If you are considering to plant double-crop soybeans in wheat fields, we strongly encourage you to plant Roundup Ready soybeans. Roundup Ready soybeans will allow you to obtain the best weed control and the least chance for injury of double-crop soybeans. Go ahead and get the soybeans planted, then about two to three weeks after planting apply glyphosate at 1.1 to 1.5 lb ae/A to control any weeds that will have recovered during harvesting of the wheat. Waiting this long will allow for good regrowth and yet not let the weeds get much larger which should maximize weed control. Remember that some of the weeds present, especially marestail and dandelion, may be up to ten months old which will cause them to be very difficult to control. Scout the fields for later emergence of weeds and spray if there has been a significant flush of new weeds. 90-99% of the summer annual weeds for the growing season have already germinated, so a second postemergence application may not be warranted, but be prepared.
We will discuss in future articles how to control weeds in wheat stubble that are not planted to double-crop soybeans. This is another reason for evaluating weed control now, so you can more accurately plan ahead for reducing future weed problems rather than adding to future weed problems.
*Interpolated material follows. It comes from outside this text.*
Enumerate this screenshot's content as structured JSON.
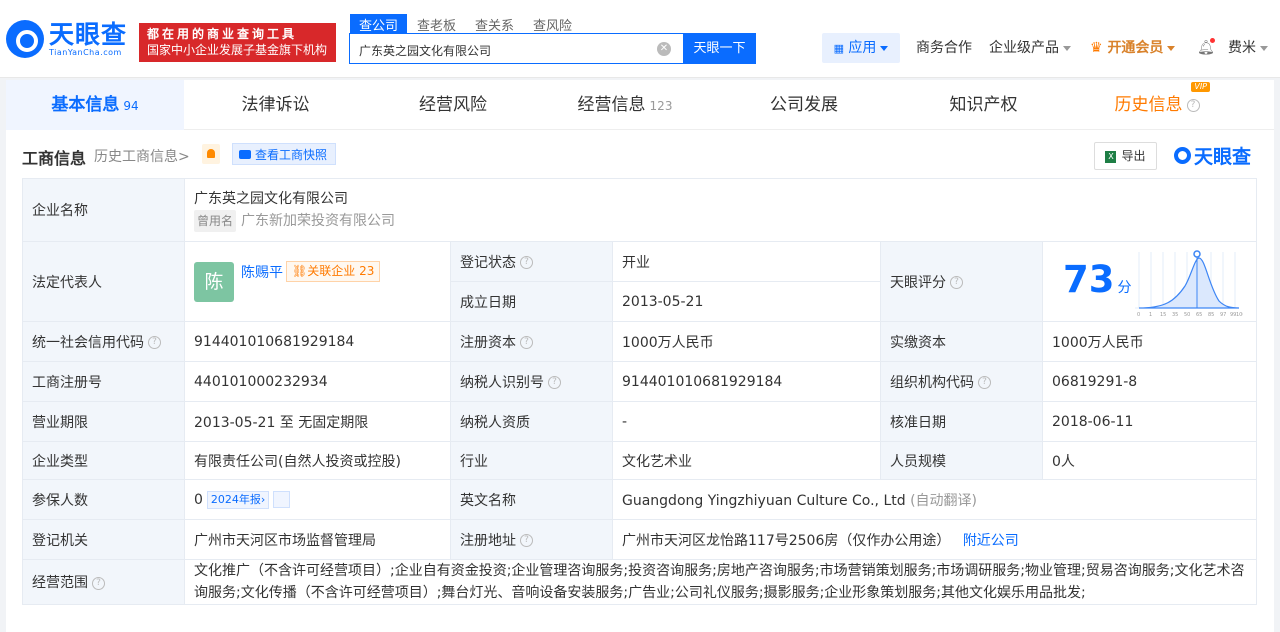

State Specialists: Ann Dorrance and Pierce Paul (Plant Pathology), Jeff Stachler (Weed Science), Peter Thomison (Corn Production), Ron Hammond and Bruce Eisley (Entomology), Robert Mullen and Maurice Watson (Soil Fertility). Extension Educators: Edwin Lentz (Seneca), Howard Siegrist (Licking), Harold Watters (Champaign), Glen Arnold (Putnam), Steve Bartels (Butler), Greg LaBarge (Fulton), Steve Foster(Darke), Jim Skeeles (Lorain), Mike Gastier (Huron), Keith Diedrick (Wayne) and Roger Bender (Shelby).